A new research from the Icahn School of Medicine at Mount Sinai Hospital in New York City, US, finds that those individuals that consume mostly vegetables and fruits have a significantly lower risk of developing heart failure.leafy greens may help decrease the risk of heart failure

For the research, a team of scientists analyzed the medical data from 15,569 participants in the study called Reasons for Geographic and Racial Differences in Stroke that included both white and black adults from the US aged from 45 and more.

First study author Dr. Kyla Lara says: “Eating a diet mostly of dark green leafy plants, fruits, beans, whole grains, and fish, while limiting processed meats, saturated fats, trans fats, refined carbohydrates, and foods high in added sugars is a heart-healthy lifestyle and may specifically help prevent heart failure if you don’t already have it.”

Every Extra Cup of Coffee Boosts Your Longevity by 8%

A new research from the University of Colorado, published by the American Heart Association, finds that every extra cup of coffee is enough to decrease the risk of stroke by 8% and heart failure by 7%.extra cup of coffee boosts heart health

For the study, a team of scientists used a machine to analyzed data from the long-running Framlingham Heart study, which has investigated cardiovascular disease for more than sixty years.

Laura Stevens, the first author of the study, says: “The association between drinking coffee and a decreased risk of heart failure and stroke was consistently noted in all three studies.
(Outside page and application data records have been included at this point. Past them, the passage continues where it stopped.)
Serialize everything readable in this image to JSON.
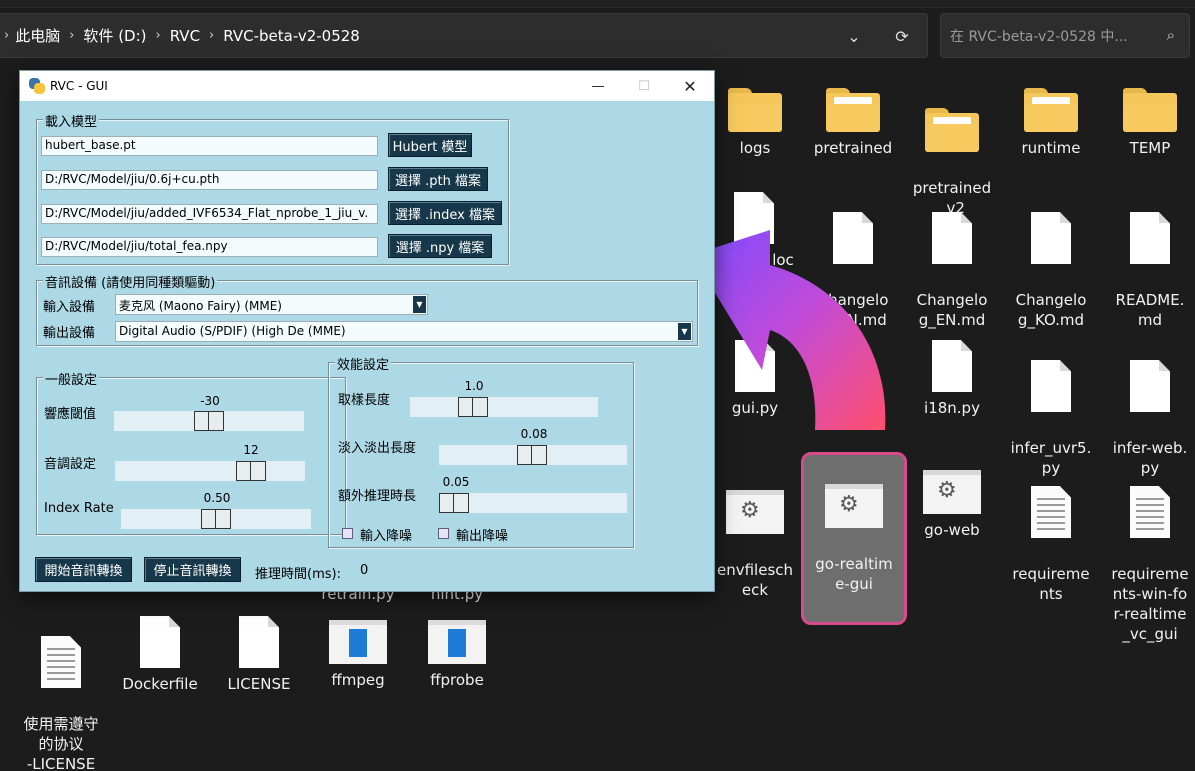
{
  "explorer": {
    "breadcrumbs": [
      "此电脑",
      "软件 (D:)",
      "RVC",
      "RVC-beta-v2-0528"
    ],
    "search_placeholder": "在 RVC-beta-v2-0528 中...",
    "items": {
      "logs": "logs",
      "pretrained": "pretrained",
      "pretrained_v2": "pretrained\n_v2",
      "runtime": "runtime",
      "temp": "TEMP",
      "doc_partial": "loc",
      "changelog_cn": "Changelo\ng_CN.md",
      "changelog_en": "Changelo\ng_EN.md",
      "changelog_ko": "Changelo\ng_KO.md",
      "readme": "README.\nmd",
      "gui_py": "gui.py",
      "i18n_py": "i18n.py",
      "infer_uvr5": "infer_uvr5.\npy",
      "infer_web": "infer-web.\npy",
      "envfilescheck": "envfilesch\neck",
      "go_realtime_gui": "go-realtim\ne-gui",
      "go_web": "go-web",
      "requirements": "requireme\nnts",
      "requirements_win": "requireme\nnts-win-fo\nr-realtime\n_vc_gui",
      "retrain_py": "retrain.py",
      "hint_py": "nint.py",
      "license_cn": "使用需遵守\n的协议\n-LICENSE",
      "dockerfile": "Dockerfile",
      "license": "LICENSE",
      "ffmpeg": "ffmpeg",
      "ffprobe": "ffprobe"
    }
  },
  "gui": {
    "title": "RVC - GUI",
    "load_model": {
      "title": "載入模型",
      "hubert_path": "hubert_base.pt",
      "hubert_btn": "Hubert 模型",
      "pth_path": "D:/RVC/Model/jiu/0.6j+cu.pth",
      "pth_btn": "選擇 .pth 檔案",
      "index_path": "D:/RVC/Model/jiu/added_IVF6534_Flat_nprobe_1_jiu_v.",
      "index_btn": "選擇 .index 檔案",
      "npy_path": "D:/RVC/Model/jiu/total_fea.npy",
      "npy_btn": "選擇 .npy 檔案"
    },
    "audio": {
      "title": "音訊設備 (請使用同種類驅動)",
      "input_label": "輸入設備",
      "input_value": "麦克风 (Maono Fairy) (MME)",
      "output_label": "輸出設備",
      "output_value": "Digital Audio (S/PDIF) (High De (MME)"
    },
    "general": {
      "title": "一般設定",
      "threshold_label": "響應閾值",
      "threshold_value": "-30",
      "pitch_label": "音調設定",
      "pitch_value": "12",
      "index_label": "Index Rate",
      "index_value": "0.50"
    },
    "perf": {
      "title": "效能設定",
      "sample_label": "取樣長度",
      "sample_value": "1.0",
      "fade_label": "淡入淡出長度",
      "fade_value": "0.08",
      "extra_label": "額外推理時長",
      "extra_value": "0.05",
      "in_denoise": "輸入降噪",
      "out_denoise": "輸出降噪"
    },
    "start_btn": "開始音訊轉換",
    "stop_btn": "停止音訊轉換",
    "infer_time_label": "推理時間(ms):",
    "infer_time_value": "0"
  },
  "colors": {
    "window_bg": "#add8e6",
    "button_bg": "#17384a",
    "selection_border": "#d84a8c",
    "folder": "#f5c65a"
  }
}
The work showed that each additional cup per day had an associated decrease in each outcome.”

Common Chemicals Found in Plastics Associated with Chronic Diseases

A team of researchers from Australia has recently analyzed some common chemicals found in plastics and discovered a link between higher levels of these chemicals in urine and rise in heart disease, type 2 diabetes, and hypertension in men.chemicals in plastics may lead to chronic diseases
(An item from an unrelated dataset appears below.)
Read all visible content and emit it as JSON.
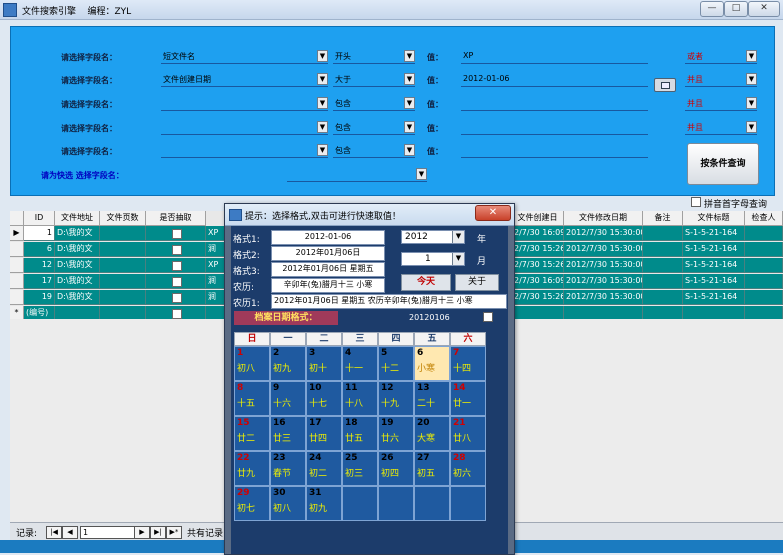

The researchers analyzed total phthalate exposure among 1,500 Australian men. They detected phthalates in 99.6% of men aged 35 and older. After that, levels of the chemicals in each person were then connected to the chronic diseases.
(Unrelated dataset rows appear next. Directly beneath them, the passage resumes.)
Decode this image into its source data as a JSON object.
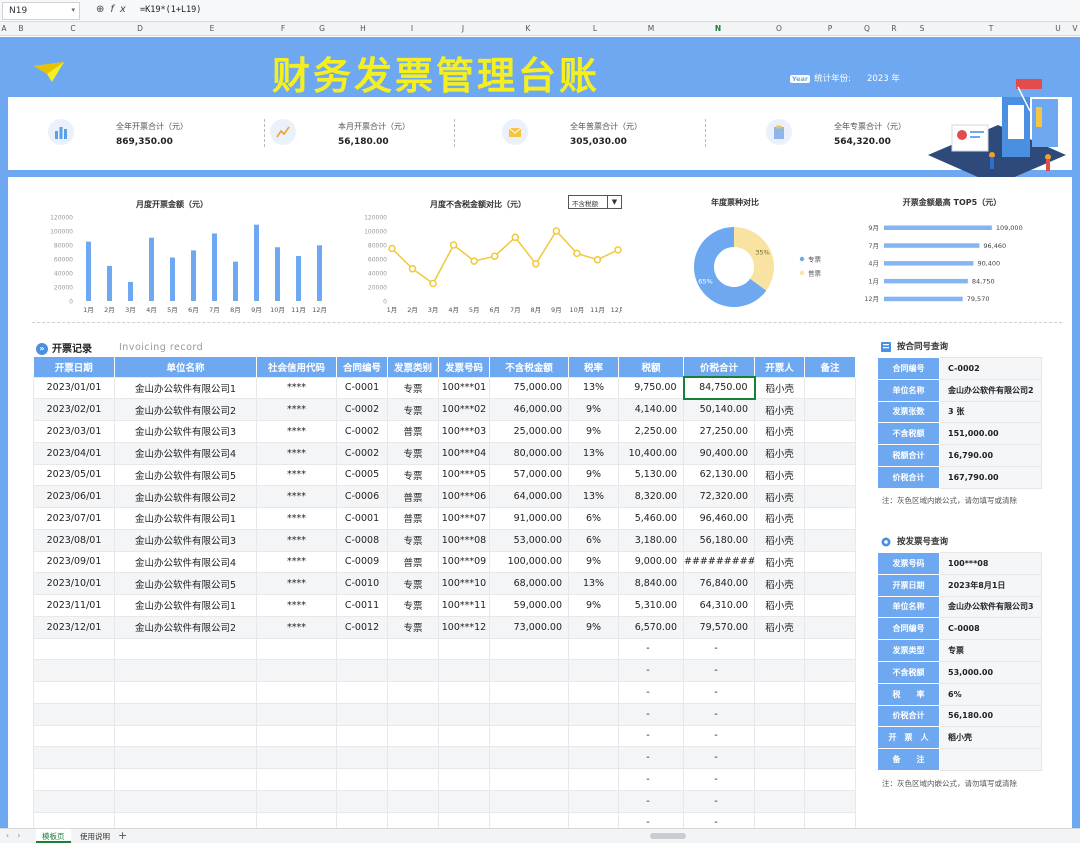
{
  "formula_bar": {
    "cell_ref": "N19",
    "formula": "=K19*(1+L19)"
  },
  "columns": [
    "A",
    "B",
    "C",
    "D",
    "E",
    "F",
    "G",
    "H",
    "I",
    "J",
    "K",
    "L",
    "M",
    "N",
    "O",
    "P",
    "Q",
    "R",
    "S",
    "T",
    "U",
    "V"
  ],
  "selected_column": "N",
  "header": {
    "title": "财务发票管理台账",
    "year_label": "统计年份:",
    "year_value": "2023",
    "year_unit": "年",
    "year_badge": "Year"
  },
  "kpis": [
    {
      "label": "全年开票合计（元）",
      "value": "869,350.00",
      "icon": "bar-chart-icon"
    },
    {
      "label": "本月开票合计（元）",
      "value": "56,180.00",
      "icon": "trend-line-icon"
    },
    {
      "label": "全年普票合计（元）",
      "value": "305,030.00",
      "icon": "envelope-icon"
    },
    {
      "label": "全年专票合计（元）",
      "value": "564,320.00",
      "icon": "clipboard-icon"
    }
  ],
  "charts": {
    "monthly_title": "月度开票金额（元）",
    "pretax_title": "月度不含税金额对比（元）",
    "pretax_dropdown": "不含税额",
    "donut_title": "年度票种对比",
    "top5_title": "开票金额最高 TOP5（元）"
  },
  "chart_data": [
    {
      "type": "bar",
      "title": "月度开票金额（元）",
      "categories": [
        "1月",
        "2月",
        "3月",
        "4月",
        "5月",
        "6月",
        "7月",
        "8月",
        "9月",
        "10月",
        "11月",
        "12月"
      ],
      "values": [
        84750,
        50140,
        27250,
        90400,
        62130,
        72320,
        96460,
        56180,
        109000,
        76840,
        64310,
        79570
      ],
      "ylim": [
        0,
        120000
      ],
      "yticks": [
        0,
        20000,
        40000,
        60000,
        80000,
        100000,
        120000
      ],
      "color": "#6ea8f0"
    },
    {
      "type": "line",
      "title": "月度不含税金额对比（元）",
      "categories": [
        "1月",
        "2月",
        "3月",
        "4月",
        "5月",
        "6月",
        "7月",
        "8月",
        "9月",
        "10月",
        "11月",
        "12月"
      ],
      "values": [
        75000,
        46000,
        25000,
        80000,
        57000,
        64000,
        91000,
        53000,
        100000,
        68000,
        59000,
        73000
      ],
      "ylim": [
        0,
        120000
      ],
      "yticks": [
        0,
        20000,
        40000,
        60000,
        80000,
        100000,
        120000
      ],
      "color": "#f0c93a"
    },
    {
      "type": "pie",
      "title": "年度票种对比",
      "labels": [
        "专票",
        "普票"
      ],
      "values": [
        65,
        35
      ],
      "value_labels": [
        "65%",
        "35%"
      ],
      "colors": [
        "#6ea8f0",
        "#f8e3a3"
      ],
      "legend": "right"
    },
    {
      "type": "bar",
      "orientation": "horizontal",
      "title": "开票金额最高 TOP5（元）",
      "categories": [
        "9月",
        "7月",
        "4月",
        "1月",
        "12月"
      ],
      "values": [
        109000,
        96460,
        90400,
        84750,
        79570
      ],
      "value_labels": [
        "109,000",
        "96,460",
        "90,400",
        "84,750",
        "79,570"
      ],
      "color": "#6ea8f0"
    }
  ],
  "records": {
    "title": "开票记录",
    "subtitle": "Invoicing record",
    "headers": [
      "开票日期",
      "单位名称",
      "社会信用代码",
      "合同编号",
      "发票类别",
      "发票号码",
      "不含税金额",
      "税率",
      "税额",
      "价税合计",
      "开票人",
      "备注"
    ],
    "rows": [
      [
        "2023/01/01",
        "金山办公软件有限公司1",
        "****",
        "C-0001",
        "专票",
        "100***01",
        "75,000.00",
        "13%",
        "9,750.00",
        "84,750.00",
        "稻小壳",
        ""
      ],
      [
        "2023/02/01",
        "金山办公软件有限公司2",
        "****",
        "C-0002",
        "专票",
        "100***02",
        "46,000.00",
        "9%",
        "4,140.00",
        "50,140.00",
        "稻小壳",
        ""
      ],
      [
        "2023/03/01",
        "金山办公软件有限公司3",
        "****",
        "C-0002",
        "普票",
        "100***03",
        "25,000.00",
        "9%",
        "2,250.00",
        "27,250.00",
        "稻小壳",
        ""
      ],
      [
        "2023/04/01",
        "金山办公软件有限公司4",
        "****",
        "C-0002",
        "专票",
        "100***04",
        "80,000.00",
        "13%",
        "10,400.00",
        "90,400.00",
        "稻小壳",
        ""
      ],
      [
        "2023/05/01",
        "金山办公软件有限公司5",
        "****",
        "C-0005",
        "专票",
        "100***05",
        "57,000.00",
        "9%",
        "5,130.00",
        "62,130.00",
        "稻小壳",
        ""
      ],
      [
        "2023/06/01",
        "金山办公软件有限公司2",
        "****",
        "C-0006",
        "普票",
        "100***06",
        "64,000.00",
        "13%",
        "8,320.00",
        "72,320.00",
        "稻小壳",
        ""
      ],
      [
        "2023/07/01",
        "金山办公软件有限公司1",
        "****",
        "C-0001",
        "普票",
        "100***07",
        "91,000.00",
        "6%",
        "5,460.00",
        "96,460.00",
        "稻小壳",
        ""
      ],
      [
        "2023/08/01",
        "金山办公软件有限公司3",
        "****",
        "C-0008",
        "专票",
        "100***08",
        "53,000.00",
        "6%",
        "3,180.00",
        "56,180.00",
        "稻小壳",
        ""
      ],
      [
        "2023/09/01",
        "金山办公软件有限公司4",
        "****",
        "C-0009",
        "普票",
        "100***09",
        "100,000.00",
        "9%",
        "9,000.00",
        "#########",
        "稻小壳",
        ""
      ],
      [
        "2023/10/01",
        "金山办公软件有限公司5",
        "****",
        "C-0010",
        "专票",
        "100***10",
        "68,000.00",
        "13%",
        "8,840.00",
        "76,840.00",
        "稻小壳",
        ""
      ],
      [
        "2023/11/01",
        "金山办公软件有限公司1",
        "****",
        "C-0011",
        "专票",
        "100***11",
        "59,000.00",
        "9%",
        "5,310.00",
        "64,310.00",
        "稻小壳",
        ""
      ],
      [
        "2023/12/01",
        "金山办公软件有限公司2",
        "****",
        "C-0012",
        "专票",
        "100***12",
        "73,000.00",
        "9%",
        "6,570.00",
        "79,570.00",
        "稻小壳",
        ""
      ],
      [
        "",
        "",
        "",
        "",
        "",
        "",
        "",
        "",
        "-",
        "-",
        "",
        ""
      ],
      [
        "",
        "",
        "",
        "",
        "",
        "",
        "",
        "",
        "-",
        "-",
        "",
        ""
      ],
      [
        "",
        "",
        "",
        "",
        "",
        "",
        "",
        "",
        "-",
        "-",
        "",
        ""
      ],
      [
        "",
        "",
        "",
        "",
        "",
        "",
        "",
        "",
        "-",
        "-",
        "",
        ""
      ],
      [
        "",
        "",
        "",
        "",
        "",
        "",
        "",
        "",
        "-",
        "-",
        "",
        ""
      ],
      [
        "",
        "",
        "",
        "",
        "",
        "",
        "",
        "",
        "-",
        "-",
        "",
        ""
      ],
      [
        "",
        "",
        "",
        "",
        "",
        "",
        "",
        "",
        "-",
        "-",
        "",
        ""
      ],
      [
        "",
        "",
        "",
        "",
        "",
        "",
        "",
        "",
        "-",
        "-",
        "",
        ""
      ],
      [
        "",
        "",
        "",
        "",
        "",
        "",
        "",
        "",
        "-",
        "-",
        "",
        ""
      ]
    ]
  },
  "lookup_contract": {
    "title": "按合同号查询",
    "rows": [
      [
        "合同编号",
        "C-0002"
      ],
      [
        "单位名称",
        "金山办公软件有限公司2"
      ],
      [
        "发票张数",
        "3 张"
      ],
      [
        "不含税额",
        "151,000.00"
      ],
      [
        "税额合计",
        "16,790.00"
      ],
      [
        "价税合计",
        "167,790.00"
      ]
    ],
    "note": "注：灰色区域内嵌公式，请勿填写或清除"
  },
  "lookup_invoice": {
    "title": "按发票号查询",
    "rows": [
      [
        "发票号码",
        "100***08"
      ],
      [
        "开票日期",
        "2023年8月1日"
      ],
      [
        "单位名称",
        "金山办公软件有限公司3"
      ],
      [
        "合同编号",
        "C-0008"
      ],
      [
        "发票类型",
        "专票"
      ],
      [
        "不含税额",
        "53,000.00"
      ],
      [
        "税　　率",
        "6%"
      ],
      [
        "价税合计",
        "56,180.00"
      ],
      [
        "开　票　人",
        "稻小壳"
      ],
      [
        "备　　注",
        ""
      ]
    ],
    "note": "注：灰色区域内嵌公式，请勿填写或清除"
  },
  "sheet_tabs": [
    "模板页",
    "使用说明"
  ]
}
The lead researchers Zumin Shi, associate professor at the University of Adelaide’s Medical School, says: “We found that the prevalence of cardiovascular disease, type 2 diabetes, and high blood pressure increased among those men with higher total phthalate level.”

Researchers Linked the Risk of Heart Disease to Air Pollution

A team of researchers in their early study suggests that the particles of pollution can build up in blood vessels and increase the risk of developing heart disease.air pollution linked to heart disease

The scientists believe that the reason can be that extremely small particles can penetrate the blood system.

To investigate this, the scientists from the University of Edinburgh, UK, and universities in the Netherlands studied nanoparticles of inert that believed to be too small to be removed by the natural body’s filter system in the nose and lungs.

They asked 14 volunteers to breathe in air containing these nanoparticles while working out for 2 hours. The day after, the researchers discovered the gold nanoparticles in the bloodstream of most participants.

Diet Soda Connected to the Higher Risk of Stroke and Dementia

A new study, executed by the team of researchers from Boston University School of Medicine, associated drinking diet soda on a daily basis to both stroke and dementia.diet soda linked to the risk of stroke and dementia

The research tracked 2,888 persons aged 45 and over for the development of a stroke and 1,484 participants aged 60 and over for dementia within a 10-year period. Having analyzed the received results, the study concluded that those who reported drinking at least 1 artificially sweetened drink every day, compared to less than 1 weekly, were 2.96 times more likely to have an ischemic stroke, and 2.89 times more likely to develop dementia.

Christopher Gardner, director of Nutrition Studies at the Stanford Prevention Research Center, says: “… the bottom line is, ‘Have more water and have less diet soda.’ And don’t switch to real soda.”